What you need to do: Scan the entries that follow and copy out every line containing "días".

Exercise materials:
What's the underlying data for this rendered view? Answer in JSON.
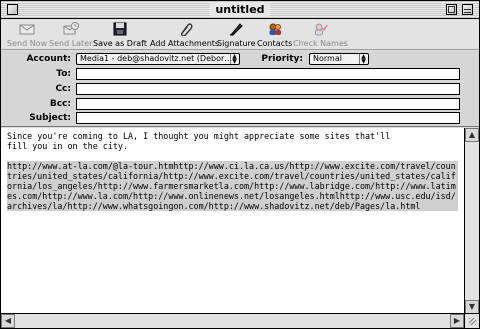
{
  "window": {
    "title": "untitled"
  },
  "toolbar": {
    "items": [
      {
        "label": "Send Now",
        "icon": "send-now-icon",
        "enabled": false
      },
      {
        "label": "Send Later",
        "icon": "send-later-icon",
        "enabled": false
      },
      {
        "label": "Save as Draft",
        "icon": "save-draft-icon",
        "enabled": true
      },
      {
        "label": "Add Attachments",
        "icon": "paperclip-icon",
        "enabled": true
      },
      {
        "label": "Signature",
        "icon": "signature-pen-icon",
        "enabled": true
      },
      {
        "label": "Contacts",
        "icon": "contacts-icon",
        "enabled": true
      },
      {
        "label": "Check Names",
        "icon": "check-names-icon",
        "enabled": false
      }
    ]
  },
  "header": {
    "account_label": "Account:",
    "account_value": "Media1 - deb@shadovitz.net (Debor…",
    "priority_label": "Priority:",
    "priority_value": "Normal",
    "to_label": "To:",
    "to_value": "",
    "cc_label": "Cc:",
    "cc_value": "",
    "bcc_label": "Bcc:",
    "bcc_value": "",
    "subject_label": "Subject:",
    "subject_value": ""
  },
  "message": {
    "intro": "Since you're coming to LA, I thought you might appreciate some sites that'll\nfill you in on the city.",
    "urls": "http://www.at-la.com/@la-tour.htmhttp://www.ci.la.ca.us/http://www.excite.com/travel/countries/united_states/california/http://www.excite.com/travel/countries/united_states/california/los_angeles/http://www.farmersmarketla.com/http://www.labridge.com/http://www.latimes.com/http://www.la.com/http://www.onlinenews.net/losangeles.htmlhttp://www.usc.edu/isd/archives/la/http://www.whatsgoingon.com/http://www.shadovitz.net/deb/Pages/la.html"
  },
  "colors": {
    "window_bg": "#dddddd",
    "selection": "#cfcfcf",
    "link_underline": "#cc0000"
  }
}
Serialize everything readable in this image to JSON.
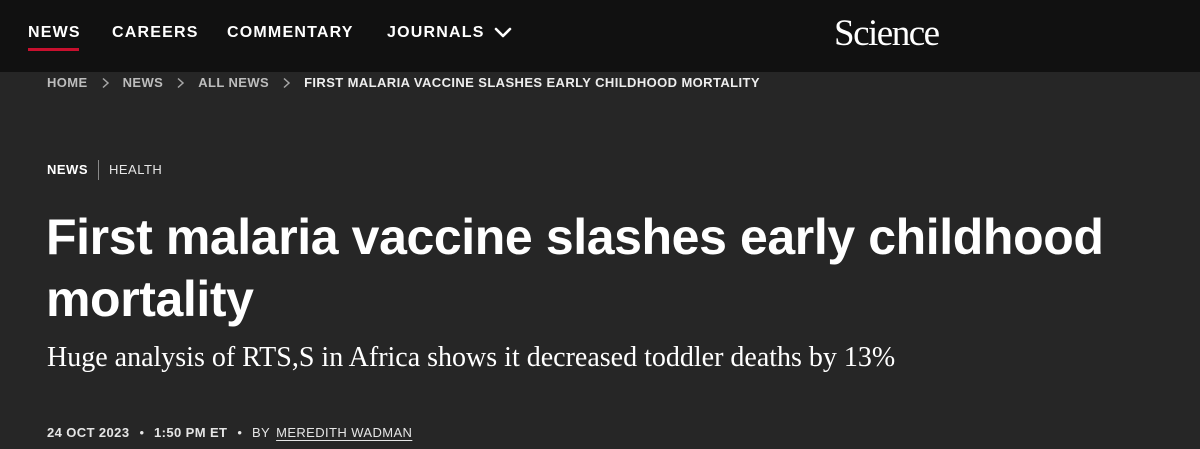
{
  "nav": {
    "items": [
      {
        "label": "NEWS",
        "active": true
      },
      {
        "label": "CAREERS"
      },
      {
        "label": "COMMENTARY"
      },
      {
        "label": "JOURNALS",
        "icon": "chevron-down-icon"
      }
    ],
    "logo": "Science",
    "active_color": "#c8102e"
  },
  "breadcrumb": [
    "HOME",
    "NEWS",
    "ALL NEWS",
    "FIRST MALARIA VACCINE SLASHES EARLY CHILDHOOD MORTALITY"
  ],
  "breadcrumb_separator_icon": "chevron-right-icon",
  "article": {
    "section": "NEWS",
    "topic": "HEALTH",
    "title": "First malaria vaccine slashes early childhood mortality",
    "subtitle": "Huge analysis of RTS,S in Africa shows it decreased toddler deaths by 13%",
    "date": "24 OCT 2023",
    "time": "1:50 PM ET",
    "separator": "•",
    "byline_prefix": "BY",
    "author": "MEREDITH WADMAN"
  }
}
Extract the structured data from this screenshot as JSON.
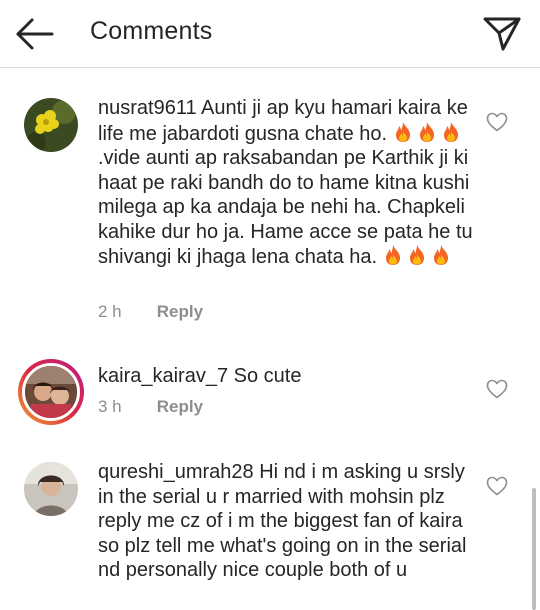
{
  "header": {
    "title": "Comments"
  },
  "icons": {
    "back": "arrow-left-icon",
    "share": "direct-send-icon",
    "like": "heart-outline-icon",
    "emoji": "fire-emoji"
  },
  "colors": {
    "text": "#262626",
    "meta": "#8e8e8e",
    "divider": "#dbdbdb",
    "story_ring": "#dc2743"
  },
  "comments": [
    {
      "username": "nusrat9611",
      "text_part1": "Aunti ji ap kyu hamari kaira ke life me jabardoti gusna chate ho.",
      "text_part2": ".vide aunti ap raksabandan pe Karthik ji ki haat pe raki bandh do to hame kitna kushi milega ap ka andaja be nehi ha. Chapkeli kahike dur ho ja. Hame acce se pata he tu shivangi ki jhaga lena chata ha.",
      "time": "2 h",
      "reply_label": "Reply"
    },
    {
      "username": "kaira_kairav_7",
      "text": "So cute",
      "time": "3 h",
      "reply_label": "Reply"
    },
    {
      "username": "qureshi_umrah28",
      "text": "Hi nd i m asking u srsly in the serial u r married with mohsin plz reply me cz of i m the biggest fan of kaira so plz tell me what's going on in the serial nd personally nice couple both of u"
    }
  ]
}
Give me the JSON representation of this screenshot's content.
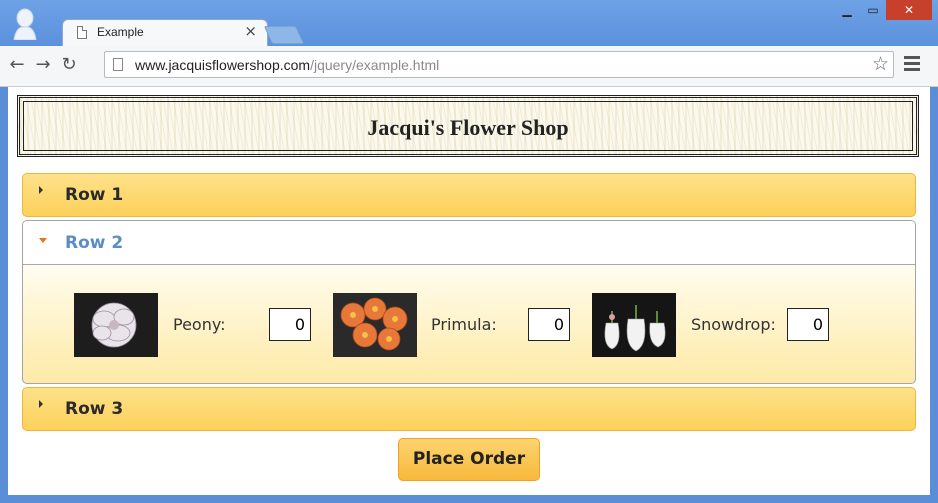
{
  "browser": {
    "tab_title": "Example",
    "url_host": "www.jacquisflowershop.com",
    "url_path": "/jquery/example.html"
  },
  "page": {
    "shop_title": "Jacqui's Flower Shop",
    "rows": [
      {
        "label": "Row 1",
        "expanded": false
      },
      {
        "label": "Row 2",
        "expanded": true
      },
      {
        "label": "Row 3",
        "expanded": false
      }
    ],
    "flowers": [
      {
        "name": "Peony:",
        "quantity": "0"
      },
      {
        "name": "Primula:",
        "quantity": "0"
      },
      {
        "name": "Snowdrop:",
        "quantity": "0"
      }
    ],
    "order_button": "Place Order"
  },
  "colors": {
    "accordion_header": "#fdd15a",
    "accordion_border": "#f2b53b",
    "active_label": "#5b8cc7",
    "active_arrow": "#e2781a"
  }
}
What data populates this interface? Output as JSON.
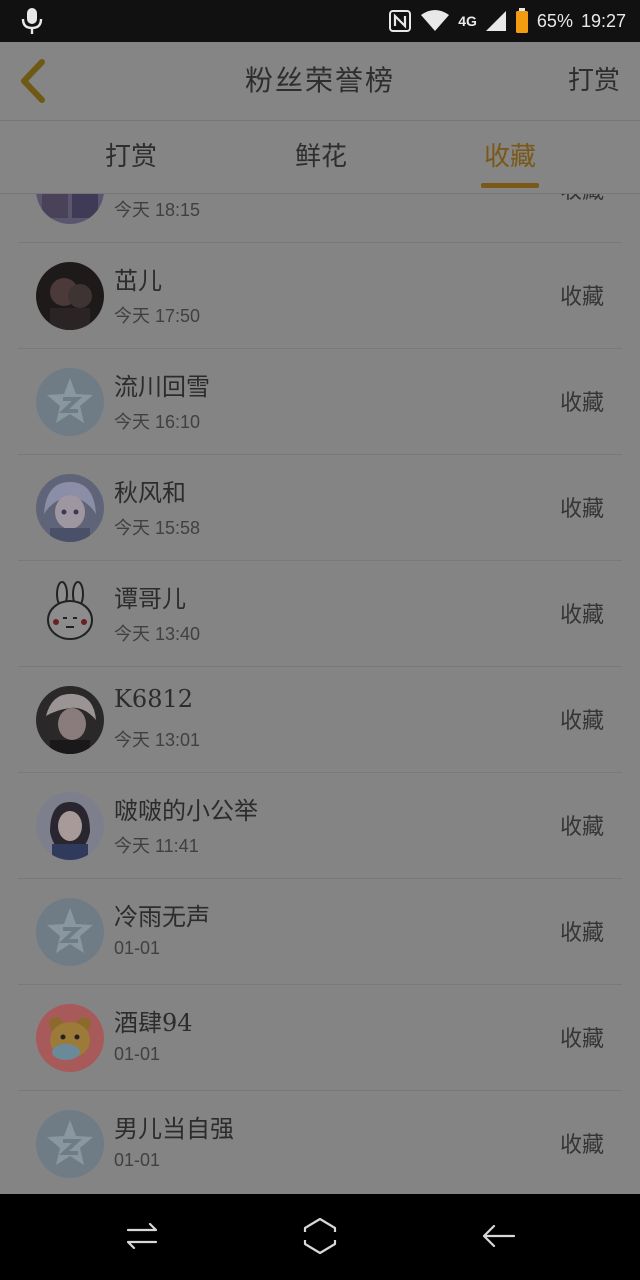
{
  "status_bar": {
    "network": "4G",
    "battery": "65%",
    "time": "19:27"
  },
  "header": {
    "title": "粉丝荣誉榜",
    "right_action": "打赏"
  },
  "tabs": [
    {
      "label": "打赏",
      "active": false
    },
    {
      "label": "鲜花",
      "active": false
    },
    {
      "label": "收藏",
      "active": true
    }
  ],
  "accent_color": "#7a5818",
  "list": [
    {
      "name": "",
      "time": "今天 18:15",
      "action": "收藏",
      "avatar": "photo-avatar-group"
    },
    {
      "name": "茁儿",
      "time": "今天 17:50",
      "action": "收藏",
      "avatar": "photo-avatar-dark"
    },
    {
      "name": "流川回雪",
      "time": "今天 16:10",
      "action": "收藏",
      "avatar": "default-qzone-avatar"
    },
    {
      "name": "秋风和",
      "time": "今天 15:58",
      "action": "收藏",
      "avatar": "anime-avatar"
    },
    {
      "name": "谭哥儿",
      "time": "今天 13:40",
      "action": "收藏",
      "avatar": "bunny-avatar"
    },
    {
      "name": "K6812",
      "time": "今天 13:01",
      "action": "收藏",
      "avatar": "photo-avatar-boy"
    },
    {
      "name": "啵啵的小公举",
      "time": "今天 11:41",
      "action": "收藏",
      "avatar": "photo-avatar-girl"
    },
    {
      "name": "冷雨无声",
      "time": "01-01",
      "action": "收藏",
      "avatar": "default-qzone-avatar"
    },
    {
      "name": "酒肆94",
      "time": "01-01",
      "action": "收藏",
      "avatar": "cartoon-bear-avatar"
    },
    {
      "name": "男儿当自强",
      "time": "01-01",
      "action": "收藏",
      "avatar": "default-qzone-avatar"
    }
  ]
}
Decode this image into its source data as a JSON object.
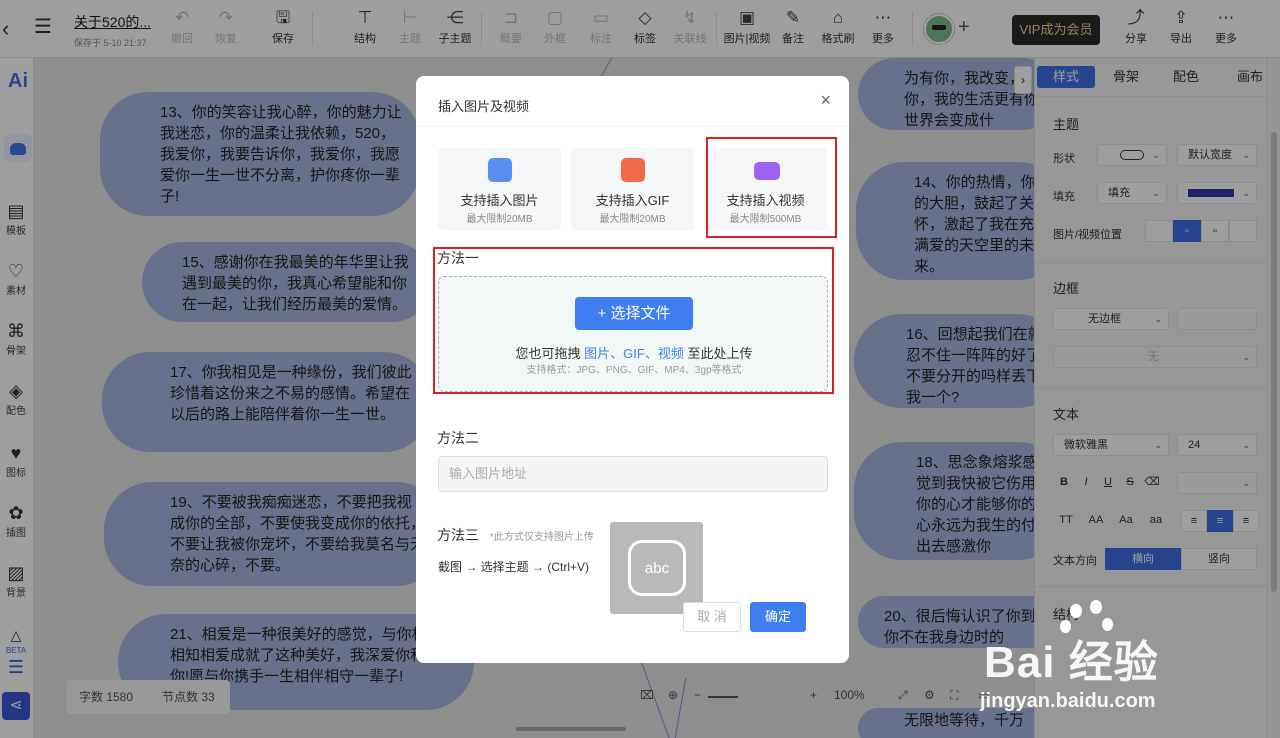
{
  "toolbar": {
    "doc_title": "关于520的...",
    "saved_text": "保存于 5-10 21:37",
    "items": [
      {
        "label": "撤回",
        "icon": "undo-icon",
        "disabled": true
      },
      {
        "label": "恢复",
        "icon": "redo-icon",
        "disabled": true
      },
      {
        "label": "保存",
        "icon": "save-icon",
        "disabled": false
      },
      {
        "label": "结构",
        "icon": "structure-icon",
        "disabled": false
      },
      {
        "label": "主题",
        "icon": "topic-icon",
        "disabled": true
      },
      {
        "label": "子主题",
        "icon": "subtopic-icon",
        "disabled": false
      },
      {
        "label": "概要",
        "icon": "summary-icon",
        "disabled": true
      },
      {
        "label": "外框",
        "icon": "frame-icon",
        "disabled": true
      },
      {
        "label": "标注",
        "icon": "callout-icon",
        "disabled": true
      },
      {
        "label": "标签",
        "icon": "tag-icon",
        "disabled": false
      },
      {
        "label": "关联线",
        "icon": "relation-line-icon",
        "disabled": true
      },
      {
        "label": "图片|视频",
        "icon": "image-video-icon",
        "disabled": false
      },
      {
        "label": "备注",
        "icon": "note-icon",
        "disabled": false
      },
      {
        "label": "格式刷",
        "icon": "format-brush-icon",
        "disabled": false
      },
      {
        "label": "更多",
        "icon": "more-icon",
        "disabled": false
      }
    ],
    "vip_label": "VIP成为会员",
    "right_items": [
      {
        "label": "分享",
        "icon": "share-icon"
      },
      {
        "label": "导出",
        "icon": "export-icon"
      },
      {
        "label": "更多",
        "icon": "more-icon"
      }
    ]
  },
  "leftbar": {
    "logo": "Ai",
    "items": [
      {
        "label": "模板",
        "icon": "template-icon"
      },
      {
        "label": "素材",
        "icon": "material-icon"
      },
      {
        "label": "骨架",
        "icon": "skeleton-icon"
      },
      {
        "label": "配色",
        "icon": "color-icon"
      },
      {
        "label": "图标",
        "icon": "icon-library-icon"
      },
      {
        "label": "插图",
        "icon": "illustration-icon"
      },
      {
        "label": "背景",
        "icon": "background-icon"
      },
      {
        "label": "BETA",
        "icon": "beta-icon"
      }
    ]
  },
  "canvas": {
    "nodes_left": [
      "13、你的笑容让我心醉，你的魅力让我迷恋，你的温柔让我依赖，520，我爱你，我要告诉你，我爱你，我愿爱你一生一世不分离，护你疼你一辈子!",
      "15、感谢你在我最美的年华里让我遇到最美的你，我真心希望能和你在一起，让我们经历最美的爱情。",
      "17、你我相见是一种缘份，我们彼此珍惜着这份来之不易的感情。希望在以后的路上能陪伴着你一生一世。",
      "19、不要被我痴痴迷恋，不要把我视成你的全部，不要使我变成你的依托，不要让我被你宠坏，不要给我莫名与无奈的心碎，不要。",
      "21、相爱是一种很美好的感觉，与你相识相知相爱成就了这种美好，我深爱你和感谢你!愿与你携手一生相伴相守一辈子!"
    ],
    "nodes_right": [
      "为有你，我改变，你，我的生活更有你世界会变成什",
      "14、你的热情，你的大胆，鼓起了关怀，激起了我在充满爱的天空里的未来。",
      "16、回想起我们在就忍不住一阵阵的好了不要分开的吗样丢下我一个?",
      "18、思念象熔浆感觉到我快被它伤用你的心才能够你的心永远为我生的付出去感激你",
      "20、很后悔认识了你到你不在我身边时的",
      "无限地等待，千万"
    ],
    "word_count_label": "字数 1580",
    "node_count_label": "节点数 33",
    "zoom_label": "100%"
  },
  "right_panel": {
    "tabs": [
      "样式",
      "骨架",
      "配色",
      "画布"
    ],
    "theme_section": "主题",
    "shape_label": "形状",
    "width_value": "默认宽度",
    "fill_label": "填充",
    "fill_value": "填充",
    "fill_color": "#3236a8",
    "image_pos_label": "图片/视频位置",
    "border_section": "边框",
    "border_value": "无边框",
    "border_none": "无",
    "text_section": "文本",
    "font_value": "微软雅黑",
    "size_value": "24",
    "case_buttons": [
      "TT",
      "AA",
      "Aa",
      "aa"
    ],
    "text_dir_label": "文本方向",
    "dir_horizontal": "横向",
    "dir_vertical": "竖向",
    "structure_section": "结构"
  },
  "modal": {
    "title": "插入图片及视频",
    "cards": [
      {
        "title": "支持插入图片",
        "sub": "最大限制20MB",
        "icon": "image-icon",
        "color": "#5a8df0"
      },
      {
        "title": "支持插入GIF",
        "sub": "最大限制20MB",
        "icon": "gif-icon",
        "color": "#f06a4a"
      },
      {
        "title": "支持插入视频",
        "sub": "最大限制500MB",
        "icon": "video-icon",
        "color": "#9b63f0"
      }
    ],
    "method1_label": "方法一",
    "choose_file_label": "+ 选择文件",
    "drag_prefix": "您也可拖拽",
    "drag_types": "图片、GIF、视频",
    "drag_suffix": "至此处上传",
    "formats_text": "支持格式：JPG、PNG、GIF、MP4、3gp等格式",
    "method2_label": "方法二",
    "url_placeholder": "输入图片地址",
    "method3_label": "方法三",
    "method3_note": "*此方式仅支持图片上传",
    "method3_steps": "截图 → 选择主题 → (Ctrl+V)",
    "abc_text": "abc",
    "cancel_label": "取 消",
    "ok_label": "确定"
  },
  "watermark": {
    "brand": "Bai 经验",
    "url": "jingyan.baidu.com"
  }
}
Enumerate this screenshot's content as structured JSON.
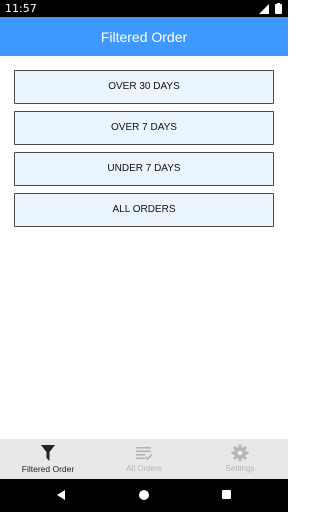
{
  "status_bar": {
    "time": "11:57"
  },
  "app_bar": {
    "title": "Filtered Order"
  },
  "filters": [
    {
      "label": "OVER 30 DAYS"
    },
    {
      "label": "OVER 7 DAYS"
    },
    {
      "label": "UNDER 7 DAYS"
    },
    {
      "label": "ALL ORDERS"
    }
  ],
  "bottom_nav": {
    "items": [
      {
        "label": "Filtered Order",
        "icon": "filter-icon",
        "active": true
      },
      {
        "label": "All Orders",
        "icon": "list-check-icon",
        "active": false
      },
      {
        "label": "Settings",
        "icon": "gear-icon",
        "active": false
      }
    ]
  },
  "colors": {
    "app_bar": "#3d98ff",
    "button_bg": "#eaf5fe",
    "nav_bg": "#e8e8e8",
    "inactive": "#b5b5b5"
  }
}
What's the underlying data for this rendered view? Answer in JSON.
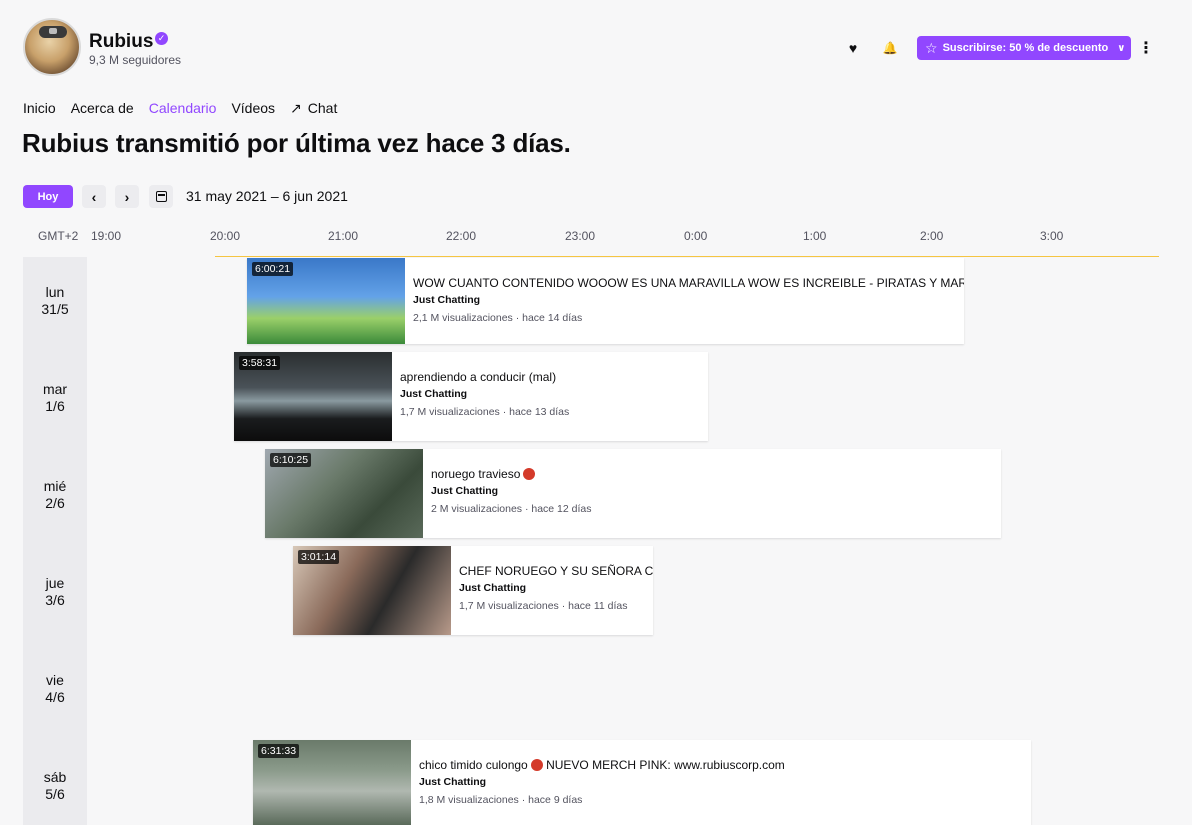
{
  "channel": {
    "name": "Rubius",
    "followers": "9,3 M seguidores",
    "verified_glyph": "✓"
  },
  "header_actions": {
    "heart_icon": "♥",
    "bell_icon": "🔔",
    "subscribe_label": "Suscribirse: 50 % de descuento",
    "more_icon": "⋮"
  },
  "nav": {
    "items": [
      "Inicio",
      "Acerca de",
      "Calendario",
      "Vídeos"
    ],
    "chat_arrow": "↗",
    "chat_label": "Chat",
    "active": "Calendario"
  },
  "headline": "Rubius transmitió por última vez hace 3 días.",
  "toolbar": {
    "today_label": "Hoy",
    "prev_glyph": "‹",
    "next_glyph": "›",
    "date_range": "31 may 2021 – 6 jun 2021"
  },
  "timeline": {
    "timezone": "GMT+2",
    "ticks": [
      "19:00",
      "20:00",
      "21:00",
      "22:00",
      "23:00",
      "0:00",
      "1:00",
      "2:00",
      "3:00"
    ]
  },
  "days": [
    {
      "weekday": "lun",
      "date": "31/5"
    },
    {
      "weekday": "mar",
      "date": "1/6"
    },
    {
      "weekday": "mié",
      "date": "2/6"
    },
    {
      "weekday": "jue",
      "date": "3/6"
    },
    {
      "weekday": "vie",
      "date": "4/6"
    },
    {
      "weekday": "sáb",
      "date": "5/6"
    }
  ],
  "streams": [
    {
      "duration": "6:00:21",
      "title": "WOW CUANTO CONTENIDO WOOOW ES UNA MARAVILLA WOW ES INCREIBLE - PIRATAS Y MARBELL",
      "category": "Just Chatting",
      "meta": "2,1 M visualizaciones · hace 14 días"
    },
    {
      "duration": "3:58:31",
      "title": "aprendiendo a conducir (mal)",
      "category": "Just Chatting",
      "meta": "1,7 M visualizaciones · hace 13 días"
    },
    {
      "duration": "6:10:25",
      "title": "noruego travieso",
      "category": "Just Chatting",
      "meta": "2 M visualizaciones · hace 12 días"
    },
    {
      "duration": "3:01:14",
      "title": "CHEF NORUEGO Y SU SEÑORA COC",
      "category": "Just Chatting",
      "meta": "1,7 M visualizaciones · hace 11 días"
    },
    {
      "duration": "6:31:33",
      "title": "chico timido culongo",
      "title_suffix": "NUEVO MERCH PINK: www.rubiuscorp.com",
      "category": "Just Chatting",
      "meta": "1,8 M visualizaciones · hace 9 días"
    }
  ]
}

Task answer:
  "headline": "Rubius transmitió por última vez hace 3 días.",
      "meta": "2,1 M visualizaciones · hace 14 días"
      "meta": "1,7 M visualizaciones · hace 13 días"
      "meta": "2 M visualizaciones · hace 12 días"
      "meta": "1,7 M visualizaciones · hace 11 días"
      "meta": "1,8 M visualizaciones · hace 9 días"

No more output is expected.